Ted Baker Plc lost almost a quarter of its value after the UK retailer said the second half was off to a slow start and results could fall this year as it suffers from a shift to online shopping, fierce competition with rivals and its own management turmoil.
The company is under pressure from discounting in many markets as consumers rein in purchases and shift to e-commerce. Unseasonably warm weather in September added to the challenges. The stock fell as much as 24% to the lowest level in more than seven years in London trading Thursday.
The apparel chain has been reeling since the resignation of founder Ray Kelvin, after allegations that he gave employees unwanted hugs. While the company has moved to improve office conduct, it’s succumbing to a broader UK retail crisis that has prompted stores to slash prices in an effort to move unsold goods.
Revenue fell 0.7% in the first six months and performance will be below last year’s levels for the full year if current trends persist, the company said in a statement Thursday.
Ted Baker named Lindsay Page as chief executive officer in April after filling the role in an acting role since December, when Kelvin went on leave before later resigning.

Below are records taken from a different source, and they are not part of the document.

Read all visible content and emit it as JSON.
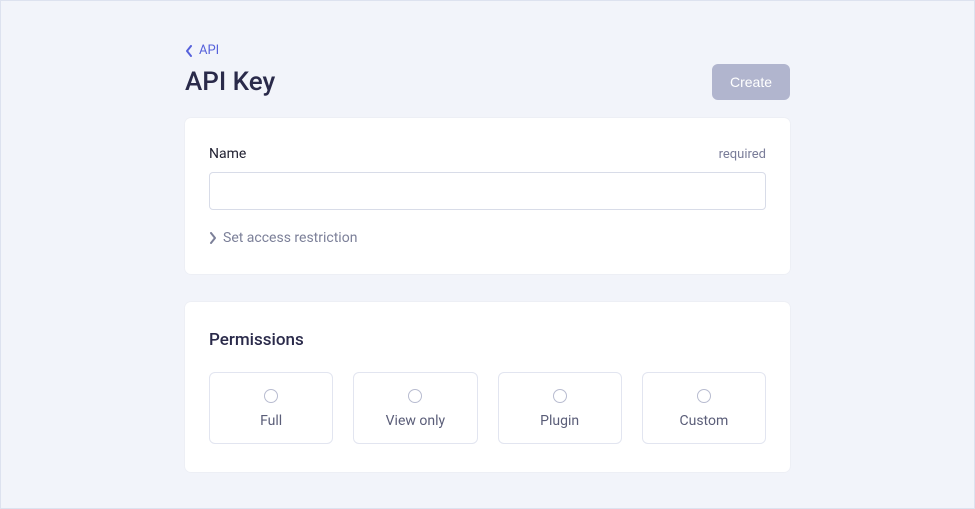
{
  "breadcrumb": {
    "label": "API"
  },
  "header": {
    "title": "API Key",
    "create_label": "Create"
  },
  "name_field": {
    "label": "Name",
    "required_tag": "required",
    "value": ""
  },
  "access_restriction": {
    "label": "Set access restriction"
  },
  "permissions": {
    "title": "Permissions",
    "options": [
      {
        "label": "Full"
      },
      {
        "label": "View only"
      },
      {
        "label": "Plugin"
      },
      {
        "label": "Custom"
      }
    ]
  }
}
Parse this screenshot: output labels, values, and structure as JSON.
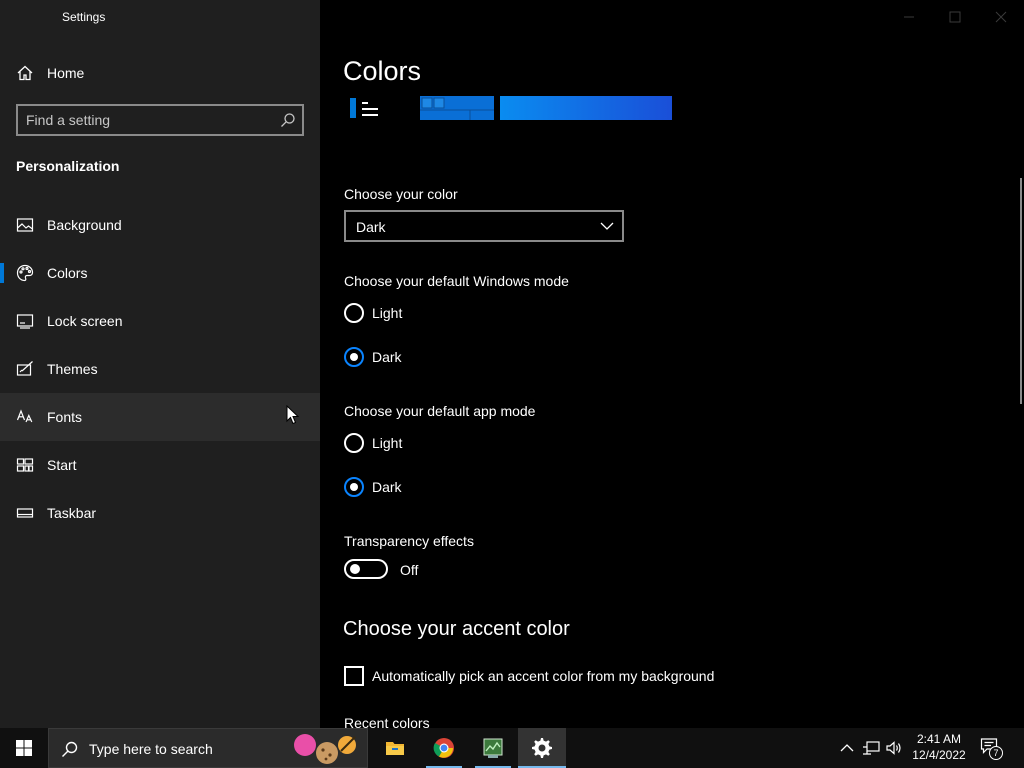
{
  "window": {
    "title": "Settings"
  },
  "sidebar": {
    "home_label": "Home",
    "search_placeholder": "Find a setting",
    "section_title": "Personalization",
    "items": [
      {
        "label": "Background",
        "icon": "picture-icon"
      },
      {
        "label": "Colors",
        "icon": "palette-icon",
        "selected": true
      },
      {
        "label": "Lock screen",
        "icon": "lock-screen-icon"
      },
      {
        "label": "Themes",
        "icon": "themes-icon"
      },
      {
        "label": "Fonts",
        "icon": "fonts-icon",
        "hovered": true
      },
      {
        "label": "Start",
        "icon": "start-icon"
      },
      {
        "label": "Taskbar",
        "icon": "taskbar-icon"
      }
    ]
  },
  "main": {
    "title": "Colors",
    "choose_color_label": "Choose your color",
    "choose_color_value": "Dark",
    "windows_mode_label": "Choose your default Windows mode",
    "windows_mode_options": [
      "Light",
      "Dark"
    ],
    "windows_mode_selected": "Dark",
    "app_mode_label": "Choose your default app mode",
    "app_mode_options": [
      "Light",
      "Dark"
    ],
    "app_mode_selected": "Dark",
    "transparency_label": "Transparency effects",
    "transparency_state": "Off",
    "accent_heading": "Choose your accent color",
    "auto_accent_label": "Automatically pick an accent color from my background",
    "recent_colors_label": "Recent colors"
  },
  "taskbar": {
    "search_text": "Type here to search",
    "apps": [
      "file-explorer-icon",
      "chrome-icon",
      "task-manager-icon",
      "settings-icon"
    ],
    "time": "2:41 AM",
    "date": "12/4/2022",
    "notification_count": "7"
  },
  "colors": {
    "accent": "#0078d7",
    "radio_selected": "#0a84ff",
    "sidebar_bg": "#1f1f1f",
    "main_bg": "#000000",
    "taskbar_bg": "#101010"
  }
}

“It has been a challenging half,” Chairman David Bernstein said in a statement, citing “unprecedented and sustained levels of promotional activity across the sector with, in several cases, distressed discounting from brands and retailers and heightened competition.” The company also blamed Brexit and broader political and economic uncertainty for the consumer funk.